On the macro level, it is gripping, intelligent and necessary.

On the micro level, it certainly has its issues. Like any great writer, McCarthy is constantly experimenting with the English language. Some of those experiments fizzle out. McCarthy has a penchant for occasionally penning sentences that are formally gorgeous but thematically empty. When one of his character asks, “How does the never to be differ from what never was?” the reader can be forgiven for answering “I don’t freaking know!”

These moments of fake profundity hamper the book’s overall quality. But for every empty phrase, there’s a moment of linguistic genius: depraved criminals are “creedless shells of men tottering down causeways,” and all lovers have “a common provenance in pain.”

When McCarthy really gets going, it is like reading James Joyce, if Joyce had surveyed the heat-swept deserts of Texas instead of the foggy seas of Dublin. A sentence is just as likely to knock you out as an entire scene.

This book is, quite obviously, a very good one. It is not perfect, but it has a chance at being something even greater; immortal. Whether our society tends towards pain or pleasure, towards anarchy or complacency, “The Road” will always have the potential to lead us in a better direction.

By John Mendiola, A&E Writer

“The Fault in Our Stars,” John Green’s latest novel, is about— surprise, surprise—  precocious and angsty teenagers. The precocious and angsty teenagers have more of a reason to be precocious and angsty due to being afflicted by cancer.
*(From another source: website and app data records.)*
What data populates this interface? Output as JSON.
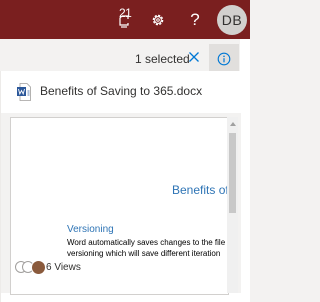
{
  "suite_bar": {
    "notification_count": "21",
    "avatar_initials": "DB",
    "help_label": "?",
    "background_color": "#7a1f1f",
    "icons": [
      "notifications-icon",
      "gear-icon",
      "help-icon"
    ]
  },
  "command_bar": {
    "selection_text": "1 selected",
    "icons": [
      "close-icon",
      "info-icon"
    ],
    "accent_color": "#0078d4"
  },
  "details_pane": {
    "file_name": "Benefits of Saving to 365.docx",
    "file_icon": "word-document-icon",
    "preview": {
      "title": "Benefits of",
      "heading": "Versioning",
      "body_lines": [
        "Word automatically saves changes to the file",
        "versioning which will save different iteration"
      ]
    },
    "views": {
      "label": "6 Views",
      "viewer_icons": [
        "person-icon",
        "person-icon",
        "viewer-photo"
      ]
    }
  }
}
Hazel Grace Lancaster, a sixteen year old suffering from thyroid cancer,  narrates the story of what her life is like: support group meetings, friends and strangers dealing with awful diseases and unexpected oblivion.

The main thrust of the story starts when Hazel Grace comes to a support group meeting and sees a boy across the “Literal Heart of Jesus” (the center of the floor) staring at her with an intense gaze. The boy, Augustus Waters, is a friend of another member of the support group. Augustus came to provide Isaac some support because he has to have his eyes removed to be NEC (no evidence of cancer). Hazel finds the boy handsome with a crooked smile and an attractive body. He starts talking to her and is upfront about his attraction to her. He tells her, “I decided a while ago not to deny myself the simpler pleasures of existence.”

I personally thought the plot felt contrived. It did provide an opportunity for me to get attached to the characters. The characters and their views on each other, their experiences on life leave me in awe. Hazel Grace and Gus are full of these life-affirming and life-questioning quotes.  I wish I could just insert dozens of quotes from the book. Here are some of my favorites: “My thoughts are stars I cannot fathom into constellations,” “That’s the part of what I like about the book in some ways. It portrays death truthfully. You die in the middle of your life, in the middle of a sentence,” and “Right, of course. But you keep the promise anyway. That’s what love is. Love is keeping the promise anyway. “

I knew months before I read this book how sad it is and how almost everybody cried when they read it. I steeled myself and resolved that I would not let this book manipulate me into shedding tears.  I thought to myself, “Oh, John Green is writing a book about cancer. He found a new avenue to exploit my emotions. Just killing off people normally was not good enough.” I tried. I really di,d but to no avail. I cried. I tried yet I still cried.

Maybe this book is not the most elegantly written. Both in its plot and its writing. But “A Fault in Our Stars” left a hole inside me after I finished it regardless of its imperfection. John Green has a way of grabbing your emotions before you realize you have already lost the battle. You are hooked and are vulnerable to the highs and lows.

One more for the road, “You don’t get to choose if you get hurt in this world… but you do have some say in who hurts you. I like my choices.” Life is awful and painful but it makes the beauty and warmth so much brighter when we encounter them.